Task to carry out: Search the material below for lines containing the string "Штрих", and copy every one you find.

Raw data:
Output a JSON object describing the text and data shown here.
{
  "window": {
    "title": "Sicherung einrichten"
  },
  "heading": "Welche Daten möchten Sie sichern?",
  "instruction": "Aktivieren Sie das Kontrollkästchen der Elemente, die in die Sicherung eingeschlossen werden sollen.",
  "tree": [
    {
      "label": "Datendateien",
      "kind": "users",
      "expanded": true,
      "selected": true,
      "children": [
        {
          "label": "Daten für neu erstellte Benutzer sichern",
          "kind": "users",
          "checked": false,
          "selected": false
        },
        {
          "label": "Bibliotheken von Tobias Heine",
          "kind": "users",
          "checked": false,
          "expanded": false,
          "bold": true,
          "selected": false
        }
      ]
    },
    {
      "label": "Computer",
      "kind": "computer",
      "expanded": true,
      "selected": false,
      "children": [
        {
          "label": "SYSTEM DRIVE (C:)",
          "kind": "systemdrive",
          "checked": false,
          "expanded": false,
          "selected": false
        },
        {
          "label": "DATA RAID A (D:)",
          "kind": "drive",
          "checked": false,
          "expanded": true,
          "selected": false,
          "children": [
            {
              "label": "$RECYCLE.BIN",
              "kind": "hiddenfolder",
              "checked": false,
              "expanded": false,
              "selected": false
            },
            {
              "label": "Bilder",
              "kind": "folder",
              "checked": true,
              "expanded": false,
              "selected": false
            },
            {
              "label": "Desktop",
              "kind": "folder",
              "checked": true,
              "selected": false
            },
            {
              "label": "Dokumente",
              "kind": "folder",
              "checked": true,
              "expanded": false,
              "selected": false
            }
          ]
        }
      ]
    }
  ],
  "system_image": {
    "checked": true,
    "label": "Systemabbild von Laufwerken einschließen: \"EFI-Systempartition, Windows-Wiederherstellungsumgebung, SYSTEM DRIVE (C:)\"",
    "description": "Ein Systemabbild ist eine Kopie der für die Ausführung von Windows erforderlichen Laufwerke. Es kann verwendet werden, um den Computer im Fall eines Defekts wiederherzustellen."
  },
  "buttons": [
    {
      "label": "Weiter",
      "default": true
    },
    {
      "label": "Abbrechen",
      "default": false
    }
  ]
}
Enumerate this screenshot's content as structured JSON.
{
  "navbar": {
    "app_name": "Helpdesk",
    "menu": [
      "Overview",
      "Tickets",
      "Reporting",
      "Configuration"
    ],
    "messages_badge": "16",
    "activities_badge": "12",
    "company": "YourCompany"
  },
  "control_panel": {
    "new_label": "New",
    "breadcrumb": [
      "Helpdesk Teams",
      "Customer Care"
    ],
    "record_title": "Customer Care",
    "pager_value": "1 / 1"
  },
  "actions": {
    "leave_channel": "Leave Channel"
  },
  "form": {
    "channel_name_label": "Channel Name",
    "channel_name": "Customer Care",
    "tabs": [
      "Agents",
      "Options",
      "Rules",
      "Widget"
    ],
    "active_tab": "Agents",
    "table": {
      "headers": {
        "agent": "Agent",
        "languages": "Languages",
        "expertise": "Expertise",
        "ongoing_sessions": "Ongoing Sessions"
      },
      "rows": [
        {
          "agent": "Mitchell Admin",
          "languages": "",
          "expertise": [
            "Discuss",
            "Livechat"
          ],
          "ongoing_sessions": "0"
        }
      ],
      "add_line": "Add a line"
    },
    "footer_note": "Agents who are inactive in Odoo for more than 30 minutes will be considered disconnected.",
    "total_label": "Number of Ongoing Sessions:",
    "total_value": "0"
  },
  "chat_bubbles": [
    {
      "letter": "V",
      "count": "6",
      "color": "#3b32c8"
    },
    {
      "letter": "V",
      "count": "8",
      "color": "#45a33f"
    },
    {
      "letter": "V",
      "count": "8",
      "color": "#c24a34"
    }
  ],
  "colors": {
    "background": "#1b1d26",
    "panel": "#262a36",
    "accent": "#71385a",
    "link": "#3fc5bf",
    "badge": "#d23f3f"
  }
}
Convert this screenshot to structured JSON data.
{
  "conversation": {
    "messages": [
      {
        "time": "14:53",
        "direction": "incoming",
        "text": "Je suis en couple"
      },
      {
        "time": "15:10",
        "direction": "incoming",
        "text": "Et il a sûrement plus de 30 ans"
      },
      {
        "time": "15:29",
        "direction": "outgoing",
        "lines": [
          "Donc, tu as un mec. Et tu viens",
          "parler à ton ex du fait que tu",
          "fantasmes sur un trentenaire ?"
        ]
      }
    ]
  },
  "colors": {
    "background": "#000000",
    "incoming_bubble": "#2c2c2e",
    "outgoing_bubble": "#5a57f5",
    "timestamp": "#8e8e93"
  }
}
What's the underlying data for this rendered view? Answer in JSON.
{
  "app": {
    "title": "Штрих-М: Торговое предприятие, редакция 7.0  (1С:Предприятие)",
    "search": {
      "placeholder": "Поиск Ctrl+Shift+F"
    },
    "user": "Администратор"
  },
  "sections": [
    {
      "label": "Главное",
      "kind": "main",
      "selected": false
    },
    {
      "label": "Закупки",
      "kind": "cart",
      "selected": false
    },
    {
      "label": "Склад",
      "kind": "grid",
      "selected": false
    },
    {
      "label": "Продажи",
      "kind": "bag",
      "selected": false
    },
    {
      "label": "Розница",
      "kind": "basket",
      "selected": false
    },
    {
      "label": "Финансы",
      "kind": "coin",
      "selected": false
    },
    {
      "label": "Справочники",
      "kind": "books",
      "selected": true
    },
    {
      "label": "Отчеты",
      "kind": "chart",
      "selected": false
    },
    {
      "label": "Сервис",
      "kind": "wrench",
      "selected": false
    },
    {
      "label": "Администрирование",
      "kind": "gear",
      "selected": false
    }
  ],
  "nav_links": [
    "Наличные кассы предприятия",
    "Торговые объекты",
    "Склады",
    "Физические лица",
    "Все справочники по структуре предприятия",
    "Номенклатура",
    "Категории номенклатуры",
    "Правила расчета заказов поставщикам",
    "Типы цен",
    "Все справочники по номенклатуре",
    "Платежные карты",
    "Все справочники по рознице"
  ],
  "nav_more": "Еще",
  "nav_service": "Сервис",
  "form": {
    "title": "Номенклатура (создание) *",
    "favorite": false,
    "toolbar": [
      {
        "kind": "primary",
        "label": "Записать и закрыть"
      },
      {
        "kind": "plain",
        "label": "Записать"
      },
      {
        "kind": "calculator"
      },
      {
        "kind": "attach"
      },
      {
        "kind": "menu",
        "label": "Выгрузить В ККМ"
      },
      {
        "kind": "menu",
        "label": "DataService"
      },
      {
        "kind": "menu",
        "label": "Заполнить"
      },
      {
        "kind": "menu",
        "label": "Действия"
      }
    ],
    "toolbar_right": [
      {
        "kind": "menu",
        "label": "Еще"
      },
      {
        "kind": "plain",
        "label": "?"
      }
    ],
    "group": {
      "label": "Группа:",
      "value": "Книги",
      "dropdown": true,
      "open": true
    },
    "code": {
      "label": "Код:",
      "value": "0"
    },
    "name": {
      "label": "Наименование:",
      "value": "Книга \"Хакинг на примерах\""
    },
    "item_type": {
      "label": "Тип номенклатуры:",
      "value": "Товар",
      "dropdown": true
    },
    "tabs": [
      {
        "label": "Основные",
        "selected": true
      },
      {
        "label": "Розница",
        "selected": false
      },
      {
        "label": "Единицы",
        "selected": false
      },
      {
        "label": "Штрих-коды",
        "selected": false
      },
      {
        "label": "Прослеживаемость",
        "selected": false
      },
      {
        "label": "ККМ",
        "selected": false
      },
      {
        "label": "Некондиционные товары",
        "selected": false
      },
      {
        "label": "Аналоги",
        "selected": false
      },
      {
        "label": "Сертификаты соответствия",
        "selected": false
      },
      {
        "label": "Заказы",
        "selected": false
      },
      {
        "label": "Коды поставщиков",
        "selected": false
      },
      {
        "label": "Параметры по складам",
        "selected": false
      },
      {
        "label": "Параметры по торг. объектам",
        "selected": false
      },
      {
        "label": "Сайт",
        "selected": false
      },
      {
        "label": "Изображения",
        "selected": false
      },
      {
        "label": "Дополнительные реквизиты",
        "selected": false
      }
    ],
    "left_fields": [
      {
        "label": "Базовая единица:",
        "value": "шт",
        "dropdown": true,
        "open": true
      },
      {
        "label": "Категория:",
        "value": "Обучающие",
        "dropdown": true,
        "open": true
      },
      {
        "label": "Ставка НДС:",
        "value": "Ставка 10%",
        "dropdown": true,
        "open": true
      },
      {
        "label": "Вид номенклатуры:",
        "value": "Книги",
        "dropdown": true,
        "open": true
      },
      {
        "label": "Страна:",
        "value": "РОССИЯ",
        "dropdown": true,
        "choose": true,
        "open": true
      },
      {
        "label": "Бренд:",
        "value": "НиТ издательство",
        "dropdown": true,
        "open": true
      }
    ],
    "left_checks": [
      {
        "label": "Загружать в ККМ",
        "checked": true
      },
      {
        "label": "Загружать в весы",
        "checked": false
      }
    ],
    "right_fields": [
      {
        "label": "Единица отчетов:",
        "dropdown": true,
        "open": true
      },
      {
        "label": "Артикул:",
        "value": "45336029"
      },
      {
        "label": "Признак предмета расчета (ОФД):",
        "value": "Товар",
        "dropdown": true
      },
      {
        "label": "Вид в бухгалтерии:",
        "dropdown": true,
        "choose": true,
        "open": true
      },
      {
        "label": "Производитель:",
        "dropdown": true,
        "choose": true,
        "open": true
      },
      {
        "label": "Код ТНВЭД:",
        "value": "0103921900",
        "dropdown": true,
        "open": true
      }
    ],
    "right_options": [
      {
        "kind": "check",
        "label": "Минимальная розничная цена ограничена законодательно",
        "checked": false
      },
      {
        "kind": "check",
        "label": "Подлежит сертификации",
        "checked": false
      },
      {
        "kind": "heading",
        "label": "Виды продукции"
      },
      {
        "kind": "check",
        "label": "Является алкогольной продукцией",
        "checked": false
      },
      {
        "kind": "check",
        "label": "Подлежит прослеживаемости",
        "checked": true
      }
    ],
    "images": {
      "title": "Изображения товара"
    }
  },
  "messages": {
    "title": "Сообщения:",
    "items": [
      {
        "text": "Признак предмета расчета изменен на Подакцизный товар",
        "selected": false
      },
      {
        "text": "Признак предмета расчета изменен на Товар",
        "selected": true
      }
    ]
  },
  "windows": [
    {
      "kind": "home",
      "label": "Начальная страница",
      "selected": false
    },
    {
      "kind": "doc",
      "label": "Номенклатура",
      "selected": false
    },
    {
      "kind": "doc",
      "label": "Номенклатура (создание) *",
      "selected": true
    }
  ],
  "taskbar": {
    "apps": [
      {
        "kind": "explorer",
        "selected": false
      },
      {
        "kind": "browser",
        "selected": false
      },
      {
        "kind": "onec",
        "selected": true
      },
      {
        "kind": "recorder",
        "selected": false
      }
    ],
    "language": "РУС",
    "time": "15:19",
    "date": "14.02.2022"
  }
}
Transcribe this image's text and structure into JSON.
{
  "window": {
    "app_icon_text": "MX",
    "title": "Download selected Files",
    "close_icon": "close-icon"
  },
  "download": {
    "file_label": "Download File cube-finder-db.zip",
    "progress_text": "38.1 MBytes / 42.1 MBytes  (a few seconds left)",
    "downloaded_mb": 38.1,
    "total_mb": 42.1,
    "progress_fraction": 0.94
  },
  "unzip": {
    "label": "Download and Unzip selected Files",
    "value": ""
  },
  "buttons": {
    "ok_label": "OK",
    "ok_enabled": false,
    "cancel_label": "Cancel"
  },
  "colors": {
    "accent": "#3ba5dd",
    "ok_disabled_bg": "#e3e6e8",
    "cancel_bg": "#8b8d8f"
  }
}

Result for this exercise:
    "title": "Штрих-М: Торговое предприятие, редакция 7.0  (1С:Предприятие)",
        "label": "Штрих-коды",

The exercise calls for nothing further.